(Page and application data records)
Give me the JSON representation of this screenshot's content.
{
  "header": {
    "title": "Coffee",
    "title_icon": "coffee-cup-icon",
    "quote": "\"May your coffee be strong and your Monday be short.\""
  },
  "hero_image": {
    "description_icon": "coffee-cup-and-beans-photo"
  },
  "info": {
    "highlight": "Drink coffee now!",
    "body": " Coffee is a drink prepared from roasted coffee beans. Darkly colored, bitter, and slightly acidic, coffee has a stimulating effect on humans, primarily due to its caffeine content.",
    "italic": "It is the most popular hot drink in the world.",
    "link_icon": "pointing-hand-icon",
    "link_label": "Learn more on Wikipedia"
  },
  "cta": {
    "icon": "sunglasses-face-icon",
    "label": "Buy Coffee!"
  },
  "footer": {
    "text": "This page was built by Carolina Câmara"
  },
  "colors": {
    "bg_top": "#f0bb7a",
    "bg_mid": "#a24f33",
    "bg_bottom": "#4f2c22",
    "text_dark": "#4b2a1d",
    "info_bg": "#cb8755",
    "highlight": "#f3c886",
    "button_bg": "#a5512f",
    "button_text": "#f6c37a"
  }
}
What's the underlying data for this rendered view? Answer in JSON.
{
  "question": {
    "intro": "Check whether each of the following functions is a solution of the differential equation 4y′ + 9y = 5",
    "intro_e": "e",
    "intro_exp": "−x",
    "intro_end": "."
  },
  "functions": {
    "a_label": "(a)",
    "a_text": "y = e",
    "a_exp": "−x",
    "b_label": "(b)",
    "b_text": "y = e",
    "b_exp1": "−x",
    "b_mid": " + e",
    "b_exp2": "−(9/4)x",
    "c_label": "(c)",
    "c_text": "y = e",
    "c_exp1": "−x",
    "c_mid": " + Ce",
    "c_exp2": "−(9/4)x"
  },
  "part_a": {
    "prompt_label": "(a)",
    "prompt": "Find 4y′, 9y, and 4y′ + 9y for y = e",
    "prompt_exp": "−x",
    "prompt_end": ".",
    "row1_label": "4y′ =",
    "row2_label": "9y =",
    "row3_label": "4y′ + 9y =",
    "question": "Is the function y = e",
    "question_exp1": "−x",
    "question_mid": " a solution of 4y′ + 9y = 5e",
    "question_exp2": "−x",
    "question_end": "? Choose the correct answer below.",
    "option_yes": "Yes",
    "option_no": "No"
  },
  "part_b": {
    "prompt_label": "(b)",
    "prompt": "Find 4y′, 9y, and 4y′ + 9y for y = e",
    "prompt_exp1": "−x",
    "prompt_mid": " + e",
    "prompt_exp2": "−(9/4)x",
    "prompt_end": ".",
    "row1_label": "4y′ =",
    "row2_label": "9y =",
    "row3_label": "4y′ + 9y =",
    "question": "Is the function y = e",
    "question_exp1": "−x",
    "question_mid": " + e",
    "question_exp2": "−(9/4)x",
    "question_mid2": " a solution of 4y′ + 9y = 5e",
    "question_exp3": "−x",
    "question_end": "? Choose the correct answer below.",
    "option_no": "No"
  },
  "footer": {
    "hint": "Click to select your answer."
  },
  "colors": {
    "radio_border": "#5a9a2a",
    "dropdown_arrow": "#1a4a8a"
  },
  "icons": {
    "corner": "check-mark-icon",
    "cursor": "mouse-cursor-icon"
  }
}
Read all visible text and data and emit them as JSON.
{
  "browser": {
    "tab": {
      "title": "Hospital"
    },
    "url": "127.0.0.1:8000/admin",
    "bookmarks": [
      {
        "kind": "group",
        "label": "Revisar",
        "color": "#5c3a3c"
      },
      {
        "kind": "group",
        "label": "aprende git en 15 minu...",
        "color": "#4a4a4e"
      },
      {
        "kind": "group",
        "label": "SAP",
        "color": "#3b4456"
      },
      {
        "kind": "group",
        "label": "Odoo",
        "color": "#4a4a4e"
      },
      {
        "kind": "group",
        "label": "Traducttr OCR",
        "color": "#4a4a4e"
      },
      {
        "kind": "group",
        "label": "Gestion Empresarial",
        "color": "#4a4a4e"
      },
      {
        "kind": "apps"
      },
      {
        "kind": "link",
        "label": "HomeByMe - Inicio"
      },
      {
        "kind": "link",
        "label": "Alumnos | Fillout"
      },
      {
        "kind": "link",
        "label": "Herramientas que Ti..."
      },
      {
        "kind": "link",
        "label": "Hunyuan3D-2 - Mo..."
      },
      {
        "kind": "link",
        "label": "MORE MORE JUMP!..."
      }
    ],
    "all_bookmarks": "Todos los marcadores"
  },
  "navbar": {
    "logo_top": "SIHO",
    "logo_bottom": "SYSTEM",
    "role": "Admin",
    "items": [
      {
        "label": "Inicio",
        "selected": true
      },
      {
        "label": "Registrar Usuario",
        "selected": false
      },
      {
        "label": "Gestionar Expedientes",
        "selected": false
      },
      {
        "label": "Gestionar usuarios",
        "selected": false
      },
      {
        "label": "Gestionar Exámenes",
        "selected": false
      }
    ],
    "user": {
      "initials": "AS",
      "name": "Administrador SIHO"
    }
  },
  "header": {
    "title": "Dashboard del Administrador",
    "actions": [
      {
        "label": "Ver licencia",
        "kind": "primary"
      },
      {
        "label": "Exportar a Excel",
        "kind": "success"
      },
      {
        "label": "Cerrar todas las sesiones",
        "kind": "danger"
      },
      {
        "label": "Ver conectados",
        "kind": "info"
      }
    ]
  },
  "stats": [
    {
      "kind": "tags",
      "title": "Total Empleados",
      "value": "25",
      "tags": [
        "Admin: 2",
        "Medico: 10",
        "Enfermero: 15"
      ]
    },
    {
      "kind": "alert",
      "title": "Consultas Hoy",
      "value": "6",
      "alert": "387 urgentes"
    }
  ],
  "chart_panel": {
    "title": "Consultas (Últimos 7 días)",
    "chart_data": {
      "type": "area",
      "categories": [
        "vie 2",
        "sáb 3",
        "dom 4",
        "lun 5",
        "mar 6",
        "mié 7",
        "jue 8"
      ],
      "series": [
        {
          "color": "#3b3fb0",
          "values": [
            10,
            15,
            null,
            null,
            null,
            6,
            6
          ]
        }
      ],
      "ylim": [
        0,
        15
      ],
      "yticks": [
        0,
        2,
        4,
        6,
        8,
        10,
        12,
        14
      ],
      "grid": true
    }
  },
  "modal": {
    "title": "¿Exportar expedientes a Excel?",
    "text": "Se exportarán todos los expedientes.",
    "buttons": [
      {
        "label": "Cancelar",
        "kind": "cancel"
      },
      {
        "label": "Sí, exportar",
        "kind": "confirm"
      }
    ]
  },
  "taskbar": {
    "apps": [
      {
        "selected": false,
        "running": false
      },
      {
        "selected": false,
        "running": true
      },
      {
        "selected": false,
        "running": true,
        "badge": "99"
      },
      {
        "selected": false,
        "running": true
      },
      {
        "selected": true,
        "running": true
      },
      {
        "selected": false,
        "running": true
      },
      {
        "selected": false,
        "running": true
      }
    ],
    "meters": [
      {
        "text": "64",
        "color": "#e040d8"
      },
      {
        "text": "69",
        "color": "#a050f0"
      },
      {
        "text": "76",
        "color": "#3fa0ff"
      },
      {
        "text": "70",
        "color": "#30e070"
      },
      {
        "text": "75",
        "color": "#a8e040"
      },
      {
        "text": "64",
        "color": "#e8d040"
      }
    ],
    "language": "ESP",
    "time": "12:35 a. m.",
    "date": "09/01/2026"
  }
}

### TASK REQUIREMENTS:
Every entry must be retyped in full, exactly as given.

### RESULT FOR THIS TASK:
Give me the JSON representation of this screenshot's content.
{
  "header": {
    "title": "Coffee",
    "title_icon": "coffee-cup-icon",
    "quote": "\"May your coffee be strong and your Monday be short.\""
  },
  "hero_image": {
    "description_icon": "coffee-cup-and-beans-photo"
  },
  "info": {
    "highlight": "Drink coffee now!",
    "body": " Coffee is a drink prepared from roasted coffee beans. Darkly colored, bitter, and slightly acidic, coffee has a stimulating effect on humans, primarily due to its caffeine content.",
    "italic": "It is the most popular hot drink in the world.",
    "link_icon": "pointing-hand-icon",
    "link_label": "Learn more on Wikipedia"
  },
  "cta": {
    "icon": "sunglasses-face-icon",
    "label": "Buy Coffee!"
  },
  "footer": {
    "text": "This page was built by Carolina Câmara"
  },
  "colors": {
    "bg_top": "#f0bb7a",
    "bg_mid": "#a24f33",
    "bg_bottom": "#4f2c22",
    "text_dark": "#4b2a1d",
    "info_bg": "#cb8755",
    "highlight": "#f3c886",
    "button_bg": "#a5512f",
    "button_text": "#f6c37a"
  }
}
What's the underlying data for this rendered view? Answer in JSON.
{
  "question": {
    "intro": "Check whether each of the following functions is a solution of the differential equation 4y′ + 9y = 5",
    "intro_e": "e",
    "intro_exp": "−x",
    "intro_end": "."
  },
  "functions": {
    "a_label": "(a)",
    "a_text": "y = e",
    "a_exp": "−x",
    "b_label": "(b)",
    "b_text": "y = e",
    "b_exp1": "−x",
    "b_mid": " + e",
    "b_exp2": "−(9/4)x",
    "c_label": "(c)",
    "c_text": "y = e",
    "c_exp1": "−x",
    "c_mid": " + Ce",
    "c_exp2": "−(9/4)x"
  },
  "part_a": {
    "prompt_label": "(a)",
    "prompt": "Find 4y′, 9y, and 4y′ + 9y for y = e",
    "prompt_exp": "−x",
    "prompt_end": ".",
    "row1_label": "4y′ =",
    "row2_label": "9y =",
    "row3_label": "4y′ + 9y =",
    "question": "Is the function y = e",
    "question_exp1": "−x",
    "question_mid": " a solution of 4y′ + 9y = 5e",
    "question_exp2": "−x",
    "question_end": "? Choose the correct answer below.",
    "option_yes": "Yes",
    "option_no": "No"
  },
  "part_b": {
    "prompt_label": "(b)",
    "prompt": "Find 4y′, 9y, and 4y′ + 9y for y = e",
    "prompt_exp1": "−x",
    "prompt_mid": " + e",
    "prompt_exp2": "−(9/4)x",
    "prompt_end": ".",
    "row1_label": "4y′ =",
    "row2_label": "9y =",
    "row3_label": "4y′ + 9y =",
    "question": "Is the function y = e",
    "question_exp1": "−x",
    "question_mid": " + e",
    "question_exp2": "−(9/4)x",
    "question_mid2": " a solution of 4y′ + 9y = 5e",
    "question_exp3": "−x",
    "question_end": "? Choose the correct answer below.",
    "option_no": "No"
  },
  "footer": {
    "hint": "Click to select your answer."
  },
  "colors": {
    "radio_border": "#5a9a2a",
    "dropdown_arrow": "#1a4a8a"
  },
  "icons": {
    "corner": "check-mark-icon",
    "cursor": "mouse-cursor-icon"
  }
}
Read all visible text and data and emit them as JSON.
{
  "browser": {
    "tab": {
      "title": "Hospital"
    },
    "url": "127.0.0.1:8000/admin",
    "bookmarks": [
      {
        "kind": "group",
        "label": "Revisar",
        "color": "#5c3a3c"
      },
      {
        "kind": "group",
        "label": "aprende git en 15 minu...",
        "color": "#4a4a4e"
      },
      {
        "kind": "group",
        "label": "SAP",
        "color": "#3b4456"
      },
      {
        "kind": "group",
        "label": "Odoo",
        "color": "#4a4a4e"
      },
      {
        "kind": "group",
        "label": "Traducttr OCR",
        "color": "#4a4a4e"
      },
      {
        "kind": "group",
        "label": "Gestion Empresarial",
        "color": "#4a4a4e"
      },
      {
        "kind": "apps"
      },
      {
        "kind": "link",
        "label": "HomeByMe - Inicio"
      },
      {
        "kind": "link",
        "label": "Alumnos | Fillout"
      },
      {
        "kind": "link",
        "label": "Herramientas que Ti..."
      },
      {
        "kind": "link",
        "label": "Hunyuan3D-2 - Mo..."
      },
      {
        "kind": "link",
        "label": "MORE MORE JUMP!..."
      }
    ],
    "all_bookmarks": "Todos los marcadores"
  },
  "navbar": {
    "logo_top": "SIHO",
    "logo_bottom": "SYSTEM",
    "role": "Admin",
    "items": [
      {
        "label": "Inicio",
        "selected": true
      },
      {
        "label": "Registrar Usuario",
        "selected": false
      },
      {
        "label": "Gestionar Expedientes",
        "selected": false
      },
      {
        "label": "Gestionar usuarios",
        "selected": false
      },
      {
        "label": "Gestionar Exámenes",
        "selected": false
      }
    ],
    "user": {
      "initials": "AS",
      "name": "Administrador SIHO"
    }
  },
  "header": {
    "title": "Dashboard del Administrador",
    "actions": [
      {
        "label": "Ver licencia",
        "kind": "primary"
      },
      {
        "label": "Exportar a Excel",
        "kind": "success"
      },
      {
        "label": "Cerrar todas las sesiones",
        "kind": "danger"
      },
      {
        "label": "Ver conectados",
        "kind": "info"
      }
    ]
  },
  "stats": [
    {
      "kind": "tags",
      "title": "Total Empleados",
      "value": "25",
      "tags": [
        "Admin: 2",
        "Medico: 10",
        "Enfermero: 15"
      ]
    },
    {
      "kind": "alert",
      "title": "Consultas Hoy",
      "value": "6",
      "alert": "387 urgentes"
    }
  ],
  "chart_panel": {
    "title": "Consultas (Últimos 7 días)",
    "chart_data": {
      "type": "area",
      "categories": [
        "vie 2",
        "sáb 3",
        "dom 4",
        "lun 5",
        "mar 6",
        "mié 7",
        "jue 8"
      ],
      "series": [
        {
          "color": "#3b3fb0",
          "values": [
            10,
            15,
            null,
            null,
            null,
            6,
            6
          ]
        }
      ],
      "ylim": [
        0,
        15
      ],
      "yticks": [
        0,
        2,
        4,
        6,
        8,
        10,
        12,
        14
      ],
      "grid": true
    }
  },
  "modal": {
    "title": "¿Exportar expedientes a Excel?",
    "text": "Se exportarán todos los expedientes.",
    "buttons": [
      {
        "label": "Cancelar",
        "kind": "cancel"
      },
      {
        "label": "Sí, exportar",
        "kind": "confirm"
      }
    ]
  },
  "taskbar": {
    "apps": [
      {
        "selected": false,
        "running": false
      },
      {
        "selected": false,
        "running": true
      },
      {
        "selected": false,
        "running": true,
        "badge": "99"
      },
      {
        "selected": false,
        "running": true
      },
      {
        "selected": true,
        "running": true
      },
      {
        "selected": false,
        "running": true
      },
      {
        "selected": false,
        "running": true
      }
    ],
    "meters": [
      {
        "text": "64",
        "color": "#e040d8"
      },
      {
        "text": "69",
        "color": "#a050f0"
      },
      {
        "text": "76",
        "color": "#3fa0ff"
      },
      {
        "text": "70",
        "color": "#30e070"
      },
      {
        "text": "75",
        "color": "#a8e040"
      },
      {
        "text": "64",
        "color": "#e8d040"
      }
    ],
    "language": "ESP",
    "time": "12:35 a. m.",
    "date": "09/01/2026"
  }
}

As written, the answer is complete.